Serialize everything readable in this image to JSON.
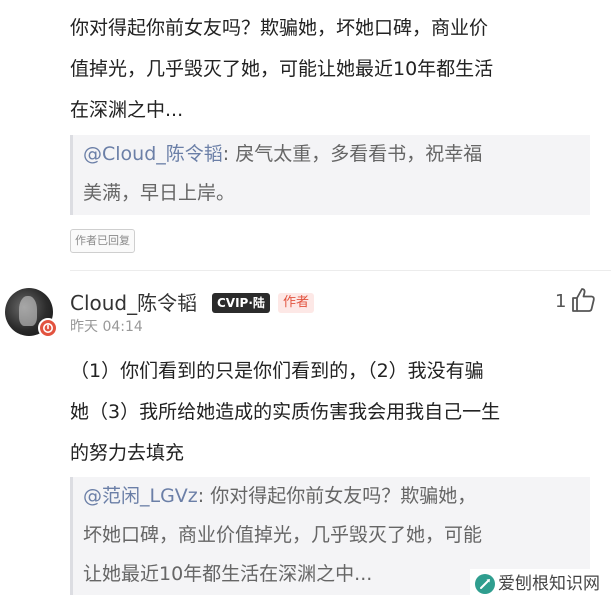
{
  "top_comment": {
    "text_lines": [
      "你对得起你前女友吗？欺骗她，坏她口碑，商业价",
      "值掉光，几乎毁灭了她，可能让她最近10年都生活",
      "在深渊之中..."
    ],
    "quote": {
      "mention": "@Cloud_陈令韬",
      "lines": [
        ": 戾气太重，多看看书，祝幸福",
        "美满，早日上岸。"
      ]
    },
    "replied_badge": "作者已回复"
  },
  "reply": {
    "username": "Cloud_陈令韬",
    "vip_badge": "CVIP·陆",
    "author_badge": "作者",
    "timestamp": "昨天 04:14",
    "like_count": "1",
    "text_lines": [
      "（1）你们看到的只是你们看到的，（2）我没有骗",
      "她（3）我所给她造成的实质伤害我会用我自己一生",
      "的努力去填充"
    ],
    "quote": {
      "mention": "@范闲_LGVz",
      "lines": [
        ": 你对得起你前女友吗？欺骗她，",
        "坏她口碑，商业价值掉光，几乎毁灭了她，可能",
        "让她最近10年都生活在深渊之中..."
      ]
    }
  },
  "watermark": {
    "text": "爱刨根知识网",
    "icon": "shovel-logo-icon"
  },
  "colors": {
    "accent_red": "#e2533f",
    "mention_blue": "#6b7fa7",
    "quote_bg": "#f4f4f6"
  }
}
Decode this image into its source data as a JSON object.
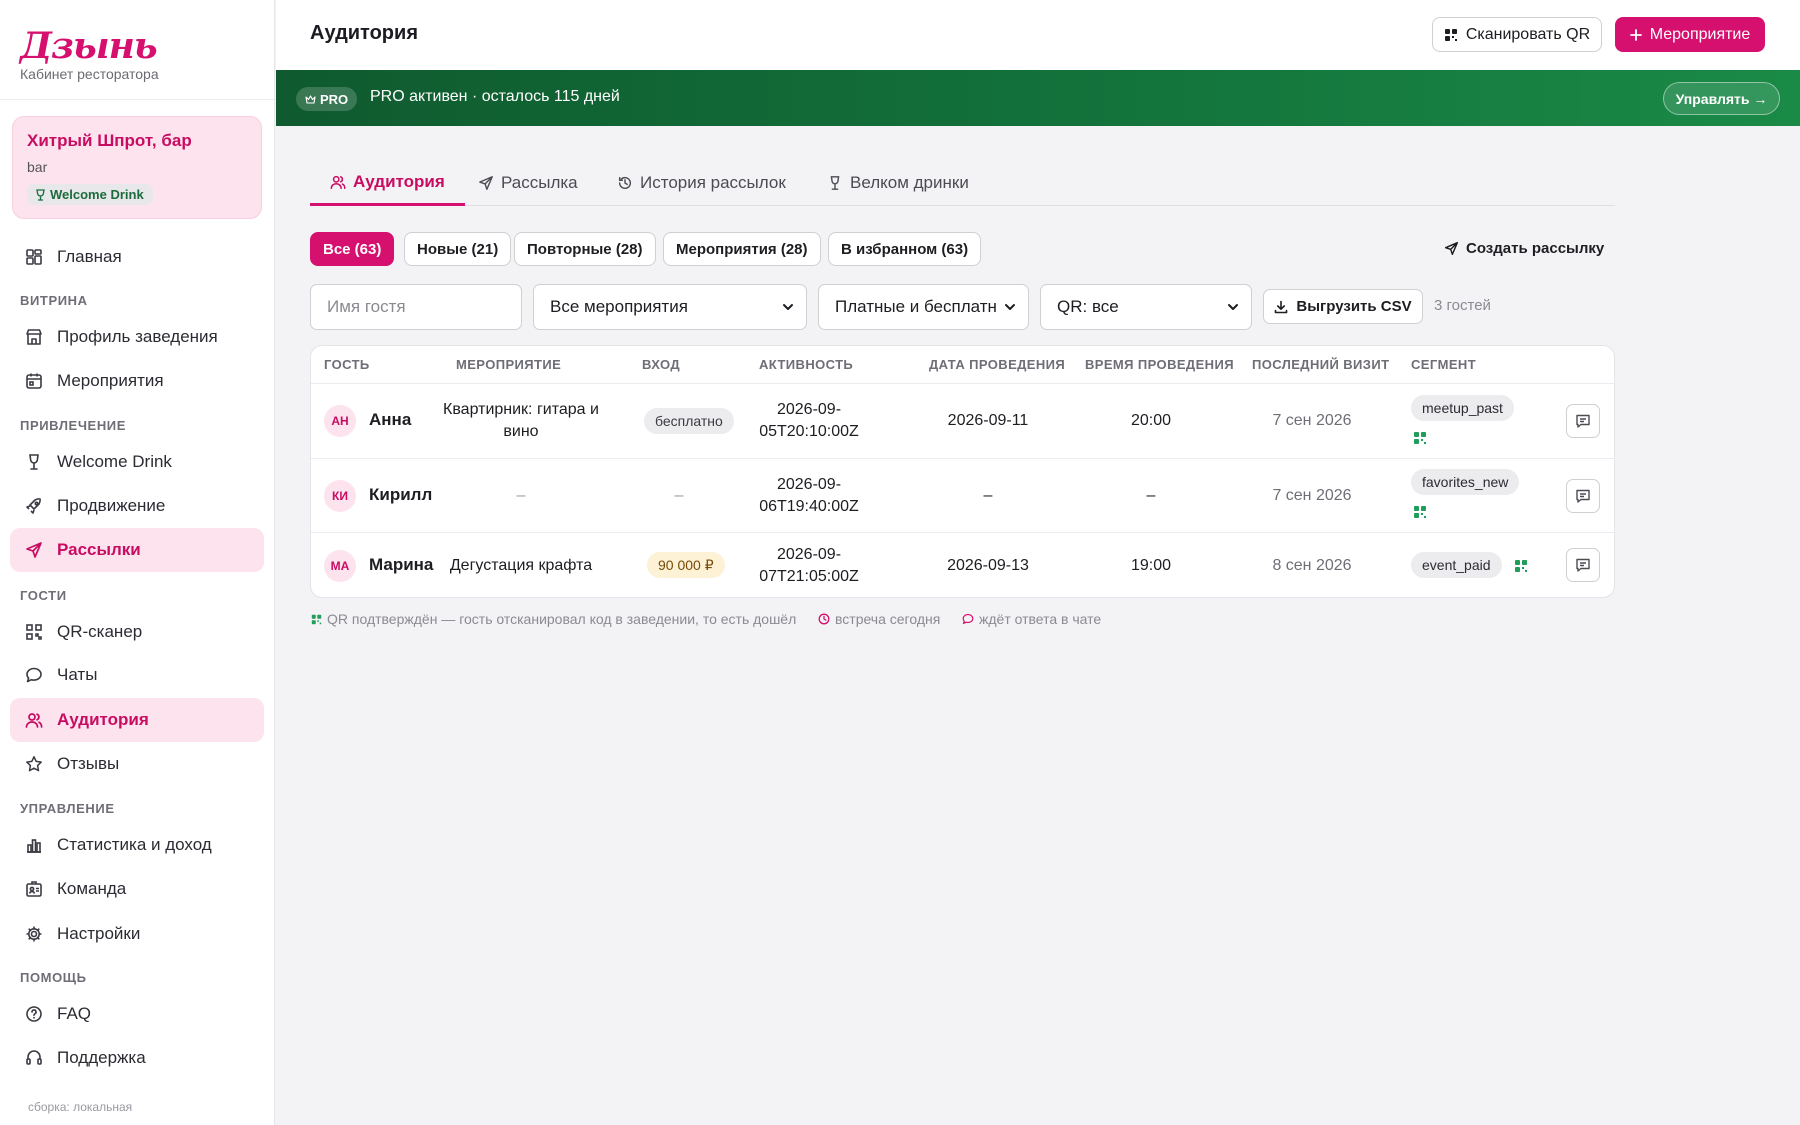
{
  "brand": {
    "logo": "Дзынь",
    "subtitle": "Кабинет ресторатора"
  },
  "venue": {
    "name": "Хитрый Шпрот, бар",
    "type": "bar",
    "badge": "Welcome Drink"
  },
  "nav": {
    "sections": {
      "showcase": "ВИТРИНА",
      "attraction": "ПРИВЛЕЧЕНИЕ",
      "guests": "ГОСТИ",
      "management": "УПРАВЛЕНИЕ",
      "help": "ПОМОЩЬ"
    },
    "items": {
      "home": "Главная",
      "profile": "Профиль заведения",
      "events": "Мероприятия",
      "welcome_drink": "Welcome Drink",
      "promotion": "Продвижение",
      "mailings": "Рассылки",
      "qr_scanner": "QR-сканер",
      "chats": "Чаты",
      "audience": "Аудитория",
      "reviews": "Отзывы",
      "stats": "Статистика и доход",
      "team": "Команда",
      "settings": "Настройки",
      "faq": "FAQ",
      "support": "Поддержка"
    },
    "build": "сборка: локальная"
  },
  "header": {
    "title": "Аудитория",
    "scan_qr": "Сканировать QR",
    "new_event": "Мероприятие"
  },
  "pro": {
    "pill": "PRO",
    "text": "PRO активен · осталось 115 дней",
    "manage": "Управлять →"
  },
  "tabs": {
    "audience": "Аудитория",
    "mailing": "Рассылка",
    "history": "История рассылок",
    "welcome": "Велком дринки"
  },
  "chips": {
    "all": "Все (63)",
    "new": "Новые (21)",
    "repeat": "Повторные (28)",
    "events": "Мероприятия (28)",
    "favorites": "В избранном (63)"
  },
  "create_mailing": "Создать рассылку",
  "filters": {
    "guest_placeholder": "Имя гостя",
    "events": "Все мероприятия",
    "paid": "Платные и бесплатн",
    "qr": "QR: все",
    "export": "Выгрузить CSV",
    "count": "3 гостей"
  },
  "table": {
    "headers": {
      "guest": "ГОСТЬ",
      "event": "МЕРОПРИЯТИЕ",
      "entry": "ВХОД",
      "activity": "АКТИВНОСТЬ",
      "date": "ДАТА ПРОВЕДЕНИЯ",
      "time": "ВРЕМЯ ПРОВЕДЕНИЯ",
      "last_visit": "ПОСЛЕДНИЙ ВИЗИТ",
      "segment": "СЕГМЕНТ"
    },
    "rows": [
      {
        "initials": "АН",
        "name": "Анна",
        "event_l1": "Квартирник: гитара и",
        "event_l2": "вино",
        "entry": "бесплатно",
        "activity_l1": "2026-09-",
        "activity_l2": "05T20:10:00Z",
        "date": "2026-09-11",
        "time": "20:00",
        "last_visit": "7 сен 2026",
        "segment": "meetup_past"
      },
      {
        "initials": "КИ",
        "name": "Кирилл",
        "event": "–",
        "entry": "–",
        "activity_l1": "2026-09-",
        "activity_l2": "06T19:40:00Z",
        "date": "–",
        "time": "–",
        "last_visit": "7 сен 2026",
        "segment": "favorites_new"
      },
      {
        "initials": "МА",
        "name": "Марина",
        "event": "Дегустация крафта",
        "entry": "90 000 ₽",
        "activity_l1": "2026-09-",
        "activity_l2": "07T21:05:00Z",
        "date": "2026-09-13",
        "time": "19:00",
        "last_visit": "8 сен 2026",
        "segment": "event_paid"
      }
    ]
  },
  "legend": {
    "qr": "QR подтверждён — гость отсканировал код в заведении, то есть дошёл",
    "today": "встреча сегодня",
    "waiting": "ждёт ответа в чате"
  },
  "colors": {
    "accent": "#d6106e",
    "accent_soft": "#fce3ee",
    "pro_green": "#13733b",
    "qr_green": "#1e9e5a"
  }
}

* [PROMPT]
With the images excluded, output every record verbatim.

* [SOLUTION TO THIS PROBLEM]
Serialize everything readable in this image to JSON.
{
  "top_comment": {
    "text_lines": [
      "你对得起你前女友吗？欺骗她，坏她口碑，商业价",
      "值掉光，几乎毁灭了她，可能让她最近10年都生活",
      "在深渊之中..."
    ],
    "quote": {
      "mention": "@Cloud_陈令韬",
      "lines": [
        ": 戾气太重，多看看书，祝幸福",
        "美满，早日上岸。"
      ]
    },
    "replied_badge": "作者已回复"
  },
  "reply": {
    "username": "Cloud_陈令韬",
    "vip_badge": "CVIP·陆",
    "author_badge": "作者",
    "timestamp": "昨天 04:14",
    "like_count": "1",
    "text_lines": [
      "（1）你们看到的只是你们看到的，（2）我没有骗",
      "她（3）我所给她造成的实质伤害我会用我自己一生",
      "的努力去填充"
    ],
    "quote": {
      "mention": "@范闲_LGVz",
      "lines": [
        ": 你对得起你前女友吗？欺骗她，",
        "坏她口碑，商业价值掉光，几乎毁灭了她，可能",
        "让她最近10年都生活在深渊之中..."
      ]
    }
  },
  "watermark": {
    "text": "爱刨根知识网",
    "icon": "shovel-logo-icon"
  },
  "colors": {
    "accent_red": "#e2533f",
    "mention_blue": "#6b7fa7",
    "quote_bg": "#f4f4f6"
  }
}
Decode this image into its source data as a JSON object.
{
  "brand": {
    "logo": "Дзынь",
    "subtitle": "Кабинет ресторатора"
  },
  "venue": {
    "name": "Хитрый Шпрот, бар",
    "type": "bar",
    "badge": "Welcome Drink"
  },
  "nav": {
    "sections": {
      "showcase": "ВИТРИНА",
      "attraction": "ПРИВЛЕЧЕНИЕ",
      "guests": "ГОСТИ",
      "management": "УПРАВЛЕНИЕ",
      "help": "ПОМОЩЬ"
    },
    "items": {
      "home": "Главная",
      "profile": "Профиль заведения",
      "events": "Мероприятия",
      "welcome_drink": "Welcome Drink",
      "promotion": "Продвижение",
      "mailings": "Рассылки",
      "qr_scanner": "QR-сканер",
      "chats": "Чаты",
      "audience": "Аудитория",
      "reviews": "Отзывы",
      "stats": "Статистика и доход",
      "team": "Команда",
      "settings": "Настройки",
      "faq": "FAQ",
      "support": "Поддержка"
    },
    "build": "сборка: локальная"
  },
  "header": {
    "title": "Аудитория",
    "scan_qr": "Сканировать QR",
    "new_event": "Мероприятие"
  },
  "pro": {
    "pill": "PRO",
    "text": "PRO активен · осталось 115 дней",
    "manage": "Управлять →"
  },
  "tabs": {
    "audience": "Аудитория",
    "mailing": "Рассылка",
    "history": "История рассылок",
    "welcome": "Велком дринки"
  },
  "chips": {
    "all": "Все (63)",
    "new": "Новые (21)",
    "repeat": "Повторные (28)",
    "events": "Мероприятия (28)",
    "favorites": "В избранном (63)"
  },
  "create_mailing": "Создать рассылку",
  "filters": {
    "guest_placeholder": "Имя гостя",
    "events": "Все мероприятия",
    "paid": "Платные и бесплатн",
    "qr": "QR: все",
    "export": "Выгрузить CSV",
    "count": "3 гостей"
  },
  "table": {
    "headers": {
      "guest": "ГОСТЬ",
      "event": "МЕРОПРИЯТИЕ",
      "entry": "ВХОД",
      "activity": "АКТИВНОСТЬ",
      "date": "ДАТА ПРОВЕДЕНИЯ",
      "time": "ВРЕМЯ ПРОВЕДЕНИЯ",
      "last_visit": "ПОСЛЕДНИЙ ВИЗИТ",
      "segment": "СЕГМЕНТ"
    },
    "rows": [
      {
        "initials": "АН",
        "name": "Анна",
        "event_l1": "Квартирник: гитара и",
        "event_l2": "вино",
        "entry": "бесплатно",
        "activity_l1": "2026-09-",
        "activity_l2": "05T20:10:00Z",
        "date": "2026-09-11",
        "time": "20:00",
        "last_visit": "7 сен 2026",
        "segment": "meetup_past"
      },
      {
        "initials": "КИ",
        "name": "Кирилл",
        "event": "–",
        "entry": "–",
        "activity_l1": "2026-09-",
        "activity_l2": "06T19:40:00Z",
        "date": "–",
        "time": "–",
        "last_visit": "7 сен 2026",
        "segment": "favorites_new"
      },
      {
        "initials": "МА",
        "name": "Марина",
        "event": "Дегустация крафта",
        "entry": "90 000 ₽",
        "activity_l1": "2026-09-",
        "activity_l2": "07T21:05:00Z",
        "date": "2026-09-13",
        "time": "19:00",
        "last_visit": "8 сен 2026",
        "segment": "event_paid"
      }
    ]
  },
  "legend": {
    "qr": "QR подтверждён — гость отсканировал код в заведении, то есть дошёл",
    "today": "встреча сегодня",
    "waiting": "ждёт ответа в чате"
  },
  "colors": {
    "accent": "#d6106e",
    "accent_soft": "#fce3ee",
    "pro_green": "#13733b",
    "qr_green": "#1e9e5a"
  }
}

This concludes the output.